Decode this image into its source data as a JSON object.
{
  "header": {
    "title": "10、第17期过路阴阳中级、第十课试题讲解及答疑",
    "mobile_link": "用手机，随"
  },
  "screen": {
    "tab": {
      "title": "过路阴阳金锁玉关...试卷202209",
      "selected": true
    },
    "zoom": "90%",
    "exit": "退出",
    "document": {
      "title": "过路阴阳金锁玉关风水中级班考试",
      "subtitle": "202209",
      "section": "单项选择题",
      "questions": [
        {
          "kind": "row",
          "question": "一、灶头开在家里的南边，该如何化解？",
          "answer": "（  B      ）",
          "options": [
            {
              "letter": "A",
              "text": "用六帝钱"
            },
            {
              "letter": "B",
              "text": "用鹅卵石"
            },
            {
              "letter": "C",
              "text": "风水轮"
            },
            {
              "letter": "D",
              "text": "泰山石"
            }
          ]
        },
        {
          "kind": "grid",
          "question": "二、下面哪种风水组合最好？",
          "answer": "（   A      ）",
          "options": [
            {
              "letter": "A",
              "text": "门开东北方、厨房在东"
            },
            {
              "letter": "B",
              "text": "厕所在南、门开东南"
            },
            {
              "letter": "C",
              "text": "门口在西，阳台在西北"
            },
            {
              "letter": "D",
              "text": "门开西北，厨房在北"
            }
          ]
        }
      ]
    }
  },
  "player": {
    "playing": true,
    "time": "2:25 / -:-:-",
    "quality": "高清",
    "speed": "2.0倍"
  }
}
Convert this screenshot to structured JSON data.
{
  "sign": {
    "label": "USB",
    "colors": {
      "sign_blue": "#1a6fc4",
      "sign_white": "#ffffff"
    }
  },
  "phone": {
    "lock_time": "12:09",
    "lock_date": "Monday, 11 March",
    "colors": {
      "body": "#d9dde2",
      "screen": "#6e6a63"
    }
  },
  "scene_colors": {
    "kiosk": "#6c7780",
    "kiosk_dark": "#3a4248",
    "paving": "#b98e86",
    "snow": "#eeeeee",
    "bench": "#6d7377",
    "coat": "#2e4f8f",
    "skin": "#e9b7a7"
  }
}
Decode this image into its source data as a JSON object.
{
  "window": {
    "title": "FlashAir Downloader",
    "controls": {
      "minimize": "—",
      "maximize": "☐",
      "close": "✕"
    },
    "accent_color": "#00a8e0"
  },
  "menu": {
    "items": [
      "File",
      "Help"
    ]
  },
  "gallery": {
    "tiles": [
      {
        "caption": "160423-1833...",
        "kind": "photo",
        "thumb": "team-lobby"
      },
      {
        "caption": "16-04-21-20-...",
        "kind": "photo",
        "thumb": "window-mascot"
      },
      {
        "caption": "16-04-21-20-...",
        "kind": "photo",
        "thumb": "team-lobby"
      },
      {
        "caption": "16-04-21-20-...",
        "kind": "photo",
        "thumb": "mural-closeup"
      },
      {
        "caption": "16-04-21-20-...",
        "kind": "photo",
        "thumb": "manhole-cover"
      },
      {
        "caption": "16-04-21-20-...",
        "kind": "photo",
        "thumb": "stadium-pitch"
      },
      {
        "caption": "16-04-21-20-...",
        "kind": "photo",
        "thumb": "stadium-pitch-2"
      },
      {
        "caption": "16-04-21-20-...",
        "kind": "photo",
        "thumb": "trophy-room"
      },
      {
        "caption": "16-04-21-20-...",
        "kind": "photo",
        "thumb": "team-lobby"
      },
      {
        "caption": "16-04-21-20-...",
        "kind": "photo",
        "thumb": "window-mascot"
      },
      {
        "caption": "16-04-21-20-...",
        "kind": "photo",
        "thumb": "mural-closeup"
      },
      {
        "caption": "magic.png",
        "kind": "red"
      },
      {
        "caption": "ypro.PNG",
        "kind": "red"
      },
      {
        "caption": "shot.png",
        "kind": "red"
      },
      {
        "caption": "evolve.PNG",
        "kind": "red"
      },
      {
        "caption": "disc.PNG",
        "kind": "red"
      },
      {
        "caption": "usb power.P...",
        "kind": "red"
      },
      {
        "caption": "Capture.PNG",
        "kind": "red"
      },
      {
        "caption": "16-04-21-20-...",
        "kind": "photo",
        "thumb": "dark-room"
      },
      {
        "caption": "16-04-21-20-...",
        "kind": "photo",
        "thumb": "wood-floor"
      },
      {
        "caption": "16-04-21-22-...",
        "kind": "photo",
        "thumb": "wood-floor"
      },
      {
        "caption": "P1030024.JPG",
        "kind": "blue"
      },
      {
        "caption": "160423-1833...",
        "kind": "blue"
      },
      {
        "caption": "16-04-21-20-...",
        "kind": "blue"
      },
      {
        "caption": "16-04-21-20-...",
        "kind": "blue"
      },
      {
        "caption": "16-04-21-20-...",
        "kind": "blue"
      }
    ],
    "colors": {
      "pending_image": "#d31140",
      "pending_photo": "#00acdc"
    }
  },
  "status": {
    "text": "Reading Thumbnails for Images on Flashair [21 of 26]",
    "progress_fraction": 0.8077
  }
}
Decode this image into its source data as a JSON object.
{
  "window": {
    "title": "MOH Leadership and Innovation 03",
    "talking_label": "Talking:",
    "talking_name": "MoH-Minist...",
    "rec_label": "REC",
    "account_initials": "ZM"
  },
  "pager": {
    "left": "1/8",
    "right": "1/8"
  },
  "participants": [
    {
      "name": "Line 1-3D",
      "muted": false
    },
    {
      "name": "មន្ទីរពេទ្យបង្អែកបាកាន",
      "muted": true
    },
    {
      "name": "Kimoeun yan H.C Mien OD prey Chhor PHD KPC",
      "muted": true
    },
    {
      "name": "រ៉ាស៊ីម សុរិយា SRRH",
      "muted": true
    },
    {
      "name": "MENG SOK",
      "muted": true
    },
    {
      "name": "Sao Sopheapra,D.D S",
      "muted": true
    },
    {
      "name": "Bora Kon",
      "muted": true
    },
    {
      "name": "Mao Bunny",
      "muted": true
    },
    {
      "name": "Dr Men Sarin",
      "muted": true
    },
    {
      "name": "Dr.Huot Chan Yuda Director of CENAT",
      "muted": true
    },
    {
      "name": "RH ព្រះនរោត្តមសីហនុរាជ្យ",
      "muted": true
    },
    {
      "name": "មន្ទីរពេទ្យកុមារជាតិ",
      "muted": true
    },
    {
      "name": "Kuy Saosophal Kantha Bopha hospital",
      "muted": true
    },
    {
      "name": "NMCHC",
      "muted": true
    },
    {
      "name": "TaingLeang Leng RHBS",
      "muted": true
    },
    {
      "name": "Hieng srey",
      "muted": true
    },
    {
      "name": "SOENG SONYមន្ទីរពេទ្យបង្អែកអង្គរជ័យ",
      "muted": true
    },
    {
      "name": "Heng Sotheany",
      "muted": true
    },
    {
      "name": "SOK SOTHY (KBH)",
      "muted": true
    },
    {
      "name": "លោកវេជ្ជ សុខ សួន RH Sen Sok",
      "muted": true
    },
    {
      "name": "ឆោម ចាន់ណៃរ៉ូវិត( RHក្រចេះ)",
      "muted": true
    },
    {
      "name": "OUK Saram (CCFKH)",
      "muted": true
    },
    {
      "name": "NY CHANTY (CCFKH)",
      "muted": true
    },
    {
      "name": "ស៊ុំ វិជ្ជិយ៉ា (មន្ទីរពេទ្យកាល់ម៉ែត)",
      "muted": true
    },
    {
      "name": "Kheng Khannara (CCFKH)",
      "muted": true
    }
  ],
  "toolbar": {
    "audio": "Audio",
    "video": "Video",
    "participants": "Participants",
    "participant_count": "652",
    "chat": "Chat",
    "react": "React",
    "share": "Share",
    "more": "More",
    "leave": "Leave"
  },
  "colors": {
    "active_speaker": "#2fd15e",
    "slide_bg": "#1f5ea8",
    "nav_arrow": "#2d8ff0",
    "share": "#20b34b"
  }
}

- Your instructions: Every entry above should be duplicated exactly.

- Your response:
Decode this image into its source data as a JSON object.
{
  "header": {
    "title": "10、第17期过路阴阳中级、第十课试题讲解及答疑",
    "mobile_link": "用手机，随"
  },
  "screen": {
    "tab": {
      "title": "过路阴阳金锁玉关...试卷202209",
      "selected": true
    },
    "zoom": "90%",
    "exit": "退出",
    "document": {
      "title": "过路阴阳金锁玉关风水中级班考试",
      "subtitle": "202209",
      "section": "单项选择题",
      "questions": [
        {
          "kind": "row",
          "question": "一、灶头开在家里的南边，该如何化解？",
          "answer": "（  B      ）",
          "options": [
            {
              "letter": "A",
              "text": "用六帝钱"
            },
            {
              "letter": "B",
              "text": "用鹅卵石"
            },
            {
              "letter": "C",
              "text": "风水轮"
            },
            {
              "letter": "D",
              "text": "泰山石"
            }
          ]
        },
        {
          "kind": "grid",
          "question": "二、下面哪种风水组合最好？",
          "answer": "（   A      ）",
          "options": [
            {
              "letter": "A",
              "text": "门开东北方、厨房在东"
            },
            {
              "letter": "B",
              "text": "厕所在南、门开东南"
            },
            {
              "letter": "C",
              "text": "门口在西，阳台在西北"
            },
            {
              "letter": "D",
              "text": "门开西北，厨房在北"
            }
          ]
        }
      ]
    }
  },
  "player": {
    "playing": true,
    "time": "2:25 / -:-:-",
    "quality": "高清",
    "speed": "2.0倍"
  }
}
Convert this screenshot to structured JSON data.
{
  "sign": {
    "label": "USB",
    "colors": {
      "sign_blue": "#1a6fc4",
      "sign_white": "#ffffff"
    }
  },
  "phone": {
    "lock_time": "12:09",
    "lock_date": "Monday, 11 March",
    "colors": {
      "body": "#d9dde2",
      "screen": "#6e6a63"
    }
  },
  "scene_colors": {
    "kiosk": "#6c7780",
    "kiosk_dark": "#3a4248",
    "paving": "#b98e86",
    "snow": "#eeeeee",
    "bench": "#6d7377",
    "coat": "#2e4f8f",
    "skin": "#e9b7a7"
  }
}
Decode this image into its source data as a JSON object.
{
  "window": {
    "title": "FlashAir Downloader",
    "controls": {
      "minimize": "—",
      "maximize": "☐",
      "close": "✕"
    },
    "accent_color": "#00a8e0"
  },
  "menu": {
    "items": [
      "File",
      "Help"
    ]
  },
  "gallery": {
    "tiles": [
      {
        "caption": "160423-1833...",
        "kind": "photo",
        "thumb": "team-lobby"
      },
      {
        "caption": "16-04-21-20-...",
        "kind": "photo",
        "thumb": "window-mascot"
      },
      {
        "caption": "16-04-21-20-...",
        "kind": "photo",
        "thumb": "team-lobby"
      },
      {
        "caption": "16-04-21-20-...",
        "kind": "photo",
        "thumb": "mural-closeup"
      },
      {
        "caption": "16-04-21-20-...",
        "kind": "photo",
        "thumb": "manhole-cover"
      },
      {
        "caption": "16-04-21-20-...",
        "kind": "photo",
        "thumb": "stadium-pitch"
      },
      {
        "caption": "16-04-21-20-...",
        "kind": "photo",
        "thumb": "stadium-pitch-2"
      },
      {
        "caption": "16-04-21-20-...",
        "kind": "photo",
        "thumb": "trophy-room"
      },
      {
        "caption": "16-04-21-20-...",
        "kind": "photo",
        "thumb": "team-lobby"
      },
      {
        "caption": "16-04-21-20-...",
        "kind": "photo",
        "thumb": "window-mascot"
      },
      {
        "caption": "16-04-21-20-...",
        "kind": "photo",
        "thumb": "mural-closeup"
      },
      {
        "caption": "magic.png",
        "kind": "red"
      },
      {
        "caption": "ypro.PNG",
        "kind": "red"
      },
      {
        "caption": "shot.png",
        "kind": "red"
      },
      {
        "caption": "evolve.PNG",
        "kind": "red"
      },
      {
        "caption": "disc.PNG",
        "kind": "red"
      },
      {
        "caption": "usb power.P...",
        "kind": "red"
      },
      {
        "caption": "Capture.PNG",
        "kind": "red"
      },
      {
        "caption": "16-04-21-20-...",
        "kind": "photo",
        "thumb": "dark-room"
      },
      {
        "caption": "16-04-21-20-...",
        "kind": "photo",
        "thumb": "wood-floor"
      },
      {
        "caption": "16-04-21-22-...",
        "kind": "photo",
        "thumb": "wood-floor"
      },
      {
        "caption": "P1030024.JPG",
        "kind": "blue"
      },
      {
        "caption": "160423-1833...",
        "kind": "blue"
      },
      {
        "caption": "16-04-21-20-...",
        "kind": "blue"
      },
      {
        "caption": "16-04-21-20-...",
        "kind": "blue"
      },
      {
        "caption": "16-04-21-20-...",
        "kind": "blue"
      }
    ],
    "colors": {
      "pending_image": "#d31140",
      "pending_photo": "#00acdc"
    }
  },
  "status": {
    "text": "Reading Thumbnails for Images on Flashair [21 of 26]",
    "progress_fraction": 0.8077
  }
}
Decode this image into its source data as a JSON object.
{
  "window": {
    "title": "MOH Leadership and Innovation 03",
    "talking_label": "Talking:",
    "talking_name": "MoH-Minist...",
    "rec_label": "REC",
    "account_initials": "ZM"
  },
  "pager": {
    "left": "1/8",
    "right": "1/8"
  },
  "participants": [
    {
      "name": "Line 1-3D",
      "muted": false
    },
    {
      "name": "មន្ទីរពេទ្យបង្អែកបាកាន",
      "muted": true
    },
    {
      "name": "Kimoeun yan H.C Mien OD prey Chhor PHD KPC",
      "muted": true
    },
    {
      "name": "រ៉ាស៊ីម សុរិយា SRRH",
      "muted": true
    },
    {
      "name": "MENG SOK",
      "muted": true
    },
    {
      "name": "Sao Sopheapra,D.D S",
      "muted": true
    },
    {
      "name": "Bora Kon",
      "muted": true
    },
    {
      "name": "Mao Bunny",
      "muted": true
    },
    {
      "name": "Dr Men Sarin",
      "muted": true
    },
    {
      "name": "Dr.Huot Chan Yuda Director of CENAT",
      "muted": true
    },
    {
      "name": "RH ព្រះនរោត្តមសីហនុរាជ្យ",
      "muted": true
    },
    {
      "name": "មន្ទីរពេទ្យកុមារជាតិ",
      "muted": true
    },
    {
      "name": "Kuy Saosophal Kantha Bopha hospital",
      "muted": true
    },
    {
      "name": "NMCHC",
      "muted": true
    },
    {
      "name": "TaingLeang Leng RHBS",
      "muted": true
    },
    {
      "name": "Hieng srey",
      "muted": true
    },
    {
      "name": "SOENG SONYមន្ទីរពេទ្យបង្អែកអង្គរជ័យ",
      "muted": true
    },
    {
      "name": "Heng Sotheany",
      "muted": true
    },
    {
      "name": "SOK SOTHY (KBH)",
      "muted": true
    },
    {
      "name": "លោកវេជ្ជ សុខ សួន RH Sen Sok",
      "muted": true
    },
    {
      "name": "ឆោម ចាន់ណៃរ៉ូវិត( RHក្រចេះ)",
      "muted": true
    },
    {
      "name": "OUK Saram (CCFKH)",
      "muted": true
    },
    {
      "name": "NY CHANTY (CCFKH)",
      "muted": true
    },
    {
      "name": "ស៊ុំ វិជ្ជិយ៉ា (មន្ទីរពេទ្យកាល់ម៉ែត)",
      "muted": true
    },
    {
      "name": "Kheng Khannara (CCFKH)",
      "muted": true
    }
  ],
  "toolbar": {
    "audio": "Audio",
    "video": "Video",
    "participants": "Participants",
    "participant_count": "652",
    "chat": "Chat",
    "react": "React",
    "share": "Share",
    "more": "More",
    "leave": "Leave"
  },
  "colors": {
    "active_speaker": "#2fd15e",
    "slide_bg": "#1f5ea8",
    "nav_arrow": "#2d8ff0",
    "share": "#20b34b"
  }
}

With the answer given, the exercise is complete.